- [Problem to solve]:
Only lines that contain the word "image" are to be returned from the data below.

Items listed in a dataset:
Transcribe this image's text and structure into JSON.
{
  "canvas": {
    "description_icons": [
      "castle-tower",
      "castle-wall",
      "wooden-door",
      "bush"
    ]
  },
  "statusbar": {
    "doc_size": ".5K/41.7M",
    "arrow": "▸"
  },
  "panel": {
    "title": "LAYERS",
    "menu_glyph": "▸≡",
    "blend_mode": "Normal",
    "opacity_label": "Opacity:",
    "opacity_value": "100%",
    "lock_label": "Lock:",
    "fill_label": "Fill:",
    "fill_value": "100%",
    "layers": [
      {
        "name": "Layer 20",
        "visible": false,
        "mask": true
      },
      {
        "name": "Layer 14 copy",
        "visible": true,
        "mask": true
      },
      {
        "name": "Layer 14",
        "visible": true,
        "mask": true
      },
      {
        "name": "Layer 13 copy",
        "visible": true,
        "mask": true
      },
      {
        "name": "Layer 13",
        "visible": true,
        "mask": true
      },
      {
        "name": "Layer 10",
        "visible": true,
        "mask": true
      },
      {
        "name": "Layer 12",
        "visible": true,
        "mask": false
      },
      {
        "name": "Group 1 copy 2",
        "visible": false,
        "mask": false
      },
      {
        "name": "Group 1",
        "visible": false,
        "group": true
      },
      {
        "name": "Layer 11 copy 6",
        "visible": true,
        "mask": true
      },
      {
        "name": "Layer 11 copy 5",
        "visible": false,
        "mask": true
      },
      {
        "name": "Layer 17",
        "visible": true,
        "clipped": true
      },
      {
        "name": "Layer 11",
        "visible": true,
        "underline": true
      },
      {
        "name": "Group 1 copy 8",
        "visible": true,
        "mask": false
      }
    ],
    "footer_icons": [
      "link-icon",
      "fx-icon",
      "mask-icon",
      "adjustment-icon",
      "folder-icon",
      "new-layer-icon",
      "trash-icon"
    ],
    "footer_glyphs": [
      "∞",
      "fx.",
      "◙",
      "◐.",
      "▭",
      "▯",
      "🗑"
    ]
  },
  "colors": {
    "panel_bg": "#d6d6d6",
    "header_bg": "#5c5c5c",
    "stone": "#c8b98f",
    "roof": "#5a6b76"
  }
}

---

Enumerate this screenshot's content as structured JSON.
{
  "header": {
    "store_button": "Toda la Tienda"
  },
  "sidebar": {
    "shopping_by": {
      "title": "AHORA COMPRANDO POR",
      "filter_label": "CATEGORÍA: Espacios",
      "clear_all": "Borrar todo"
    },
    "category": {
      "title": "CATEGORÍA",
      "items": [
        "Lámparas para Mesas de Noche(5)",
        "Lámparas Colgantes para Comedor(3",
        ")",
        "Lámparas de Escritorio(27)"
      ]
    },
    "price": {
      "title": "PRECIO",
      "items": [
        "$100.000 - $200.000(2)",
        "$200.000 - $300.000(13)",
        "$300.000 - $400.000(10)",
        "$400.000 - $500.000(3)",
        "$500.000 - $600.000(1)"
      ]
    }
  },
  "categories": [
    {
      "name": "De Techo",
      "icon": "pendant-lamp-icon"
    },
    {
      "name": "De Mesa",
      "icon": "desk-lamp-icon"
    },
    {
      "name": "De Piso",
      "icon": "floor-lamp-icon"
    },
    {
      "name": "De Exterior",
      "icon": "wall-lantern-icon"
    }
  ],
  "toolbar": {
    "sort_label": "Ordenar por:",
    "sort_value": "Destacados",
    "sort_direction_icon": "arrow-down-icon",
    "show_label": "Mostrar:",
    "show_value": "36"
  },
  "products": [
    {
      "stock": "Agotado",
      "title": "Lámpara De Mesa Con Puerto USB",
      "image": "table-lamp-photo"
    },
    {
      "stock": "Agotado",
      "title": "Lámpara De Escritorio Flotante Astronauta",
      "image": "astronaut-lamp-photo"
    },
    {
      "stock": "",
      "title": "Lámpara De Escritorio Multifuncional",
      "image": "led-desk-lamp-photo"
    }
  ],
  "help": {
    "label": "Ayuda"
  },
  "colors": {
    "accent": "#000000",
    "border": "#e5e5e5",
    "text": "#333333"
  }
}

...

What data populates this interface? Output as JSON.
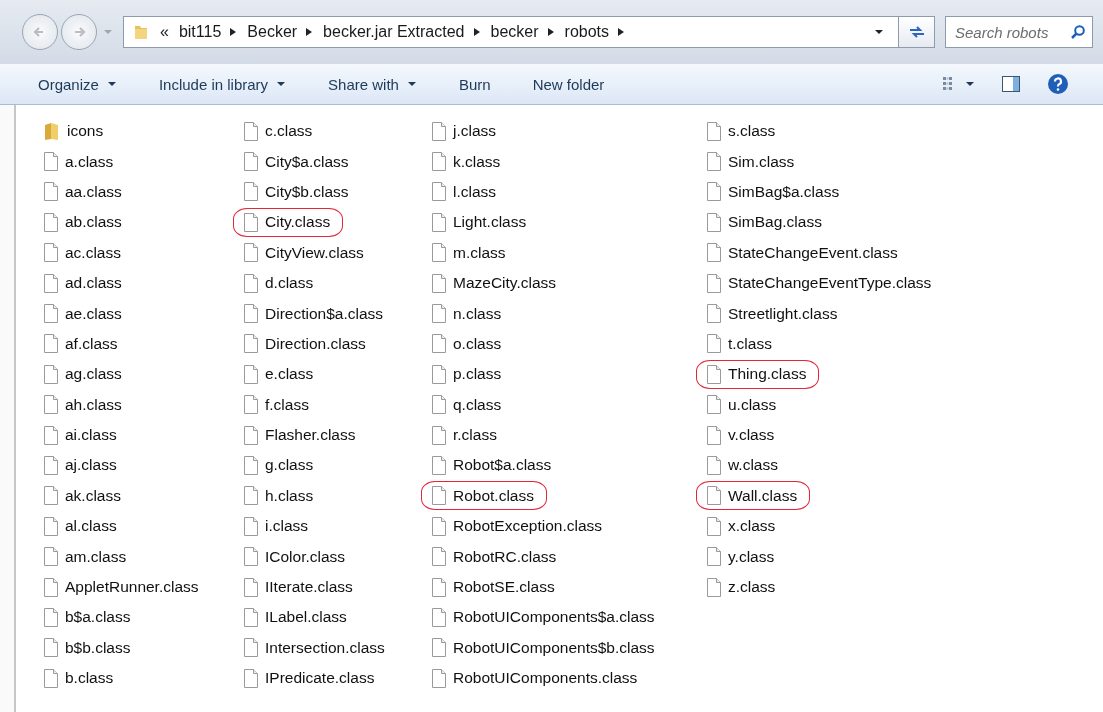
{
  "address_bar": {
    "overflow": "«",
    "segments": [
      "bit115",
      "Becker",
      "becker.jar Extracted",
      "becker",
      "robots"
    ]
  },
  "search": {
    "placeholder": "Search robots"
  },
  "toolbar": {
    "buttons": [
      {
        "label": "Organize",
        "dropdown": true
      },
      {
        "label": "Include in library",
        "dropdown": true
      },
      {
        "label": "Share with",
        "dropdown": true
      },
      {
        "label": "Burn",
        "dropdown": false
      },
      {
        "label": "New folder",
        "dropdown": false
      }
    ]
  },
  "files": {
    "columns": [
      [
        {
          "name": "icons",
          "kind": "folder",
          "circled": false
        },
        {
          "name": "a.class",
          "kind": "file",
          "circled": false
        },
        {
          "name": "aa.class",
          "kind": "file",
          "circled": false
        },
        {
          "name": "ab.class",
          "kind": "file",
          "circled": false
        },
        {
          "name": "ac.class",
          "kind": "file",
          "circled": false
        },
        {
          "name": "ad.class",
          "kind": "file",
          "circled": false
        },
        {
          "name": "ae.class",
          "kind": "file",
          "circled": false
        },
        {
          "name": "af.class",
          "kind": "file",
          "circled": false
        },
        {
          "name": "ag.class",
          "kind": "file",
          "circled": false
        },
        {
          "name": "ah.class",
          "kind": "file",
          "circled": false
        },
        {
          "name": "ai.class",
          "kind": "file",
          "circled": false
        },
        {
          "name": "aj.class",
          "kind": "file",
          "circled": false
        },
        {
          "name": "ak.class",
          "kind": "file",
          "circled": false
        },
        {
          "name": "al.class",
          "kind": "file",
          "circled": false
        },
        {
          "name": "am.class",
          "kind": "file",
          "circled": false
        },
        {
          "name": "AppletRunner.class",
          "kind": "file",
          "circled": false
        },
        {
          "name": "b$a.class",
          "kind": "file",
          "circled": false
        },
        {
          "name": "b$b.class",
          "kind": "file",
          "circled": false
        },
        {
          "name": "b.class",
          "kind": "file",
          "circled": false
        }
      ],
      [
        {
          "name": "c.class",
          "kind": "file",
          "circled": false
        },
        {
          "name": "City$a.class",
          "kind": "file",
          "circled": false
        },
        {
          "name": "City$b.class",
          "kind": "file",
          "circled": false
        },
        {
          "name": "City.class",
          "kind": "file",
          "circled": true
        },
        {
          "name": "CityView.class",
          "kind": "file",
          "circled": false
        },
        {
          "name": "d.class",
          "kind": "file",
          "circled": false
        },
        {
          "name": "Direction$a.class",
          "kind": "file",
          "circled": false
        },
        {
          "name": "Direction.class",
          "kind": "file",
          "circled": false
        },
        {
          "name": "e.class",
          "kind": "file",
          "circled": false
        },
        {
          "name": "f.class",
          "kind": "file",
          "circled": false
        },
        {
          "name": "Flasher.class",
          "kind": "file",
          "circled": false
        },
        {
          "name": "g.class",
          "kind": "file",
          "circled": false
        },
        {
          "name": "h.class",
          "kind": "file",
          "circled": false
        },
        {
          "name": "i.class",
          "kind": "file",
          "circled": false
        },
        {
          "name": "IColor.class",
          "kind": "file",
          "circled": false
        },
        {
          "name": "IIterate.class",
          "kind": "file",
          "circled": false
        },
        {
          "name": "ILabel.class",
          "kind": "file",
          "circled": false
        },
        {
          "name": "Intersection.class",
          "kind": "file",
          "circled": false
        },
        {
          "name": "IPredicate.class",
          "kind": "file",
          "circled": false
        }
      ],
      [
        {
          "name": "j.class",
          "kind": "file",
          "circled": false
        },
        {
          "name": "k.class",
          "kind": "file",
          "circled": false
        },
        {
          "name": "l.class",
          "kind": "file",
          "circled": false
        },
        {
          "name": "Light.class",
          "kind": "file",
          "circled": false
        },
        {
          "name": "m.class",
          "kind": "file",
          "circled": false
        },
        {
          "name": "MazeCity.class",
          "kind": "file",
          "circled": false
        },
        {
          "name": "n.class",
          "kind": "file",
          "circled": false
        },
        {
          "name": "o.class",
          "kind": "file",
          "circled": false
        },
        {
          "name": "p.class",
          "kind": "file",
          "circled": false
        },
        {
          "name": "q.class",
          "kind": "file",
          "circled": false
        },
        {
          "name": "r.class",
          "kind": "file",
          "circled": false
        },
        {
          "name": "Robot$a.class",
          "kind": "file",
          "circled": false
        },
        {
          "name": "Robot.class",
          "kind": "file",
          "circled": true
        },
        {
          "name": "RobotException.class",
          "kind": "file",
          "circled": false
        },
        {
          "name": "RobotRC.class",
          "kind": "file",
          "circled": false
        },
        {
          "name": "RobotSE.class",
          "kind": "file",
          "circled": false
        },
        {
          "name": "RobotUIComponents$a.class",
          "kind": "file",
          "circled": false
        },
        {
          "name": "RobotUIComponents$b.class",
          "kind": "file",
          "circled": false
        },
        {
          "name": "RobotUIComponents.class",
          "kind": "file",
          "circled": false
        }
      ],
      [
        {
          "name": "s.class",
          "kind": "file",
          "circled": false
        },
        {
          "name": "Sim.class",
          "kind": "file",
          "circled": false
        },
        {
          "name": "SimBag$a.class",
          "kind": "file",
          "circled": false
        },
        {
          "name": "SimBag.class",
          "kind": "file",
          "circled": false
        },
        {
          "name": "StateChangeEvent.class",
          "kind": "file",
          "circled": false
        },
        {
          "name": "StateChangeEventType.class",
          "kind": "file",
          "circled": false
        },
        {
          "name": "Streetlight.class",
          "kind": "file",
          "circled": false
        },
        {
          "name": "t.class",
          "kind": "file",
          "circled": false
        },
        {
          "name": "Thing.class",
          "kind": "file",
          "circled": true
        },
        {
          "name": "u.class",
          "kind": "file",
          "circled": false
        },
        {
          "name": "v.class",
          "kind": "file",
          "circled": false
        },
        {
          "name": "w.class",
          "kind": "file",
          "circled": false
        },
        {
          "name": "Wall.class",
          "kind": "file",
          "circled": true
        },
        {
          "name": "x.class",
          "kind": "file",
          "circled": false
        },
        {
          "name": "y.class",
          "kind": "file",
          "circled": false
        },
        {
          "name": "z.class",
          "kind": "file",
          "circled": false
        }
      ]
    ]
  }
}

- [Task response]:
Transcribe this image's text and structure into JSON.
      "image": "table-lamp-photo"
      "image": "astronaut-lamp-photo"
      "image": "led-desk-lamp-photo"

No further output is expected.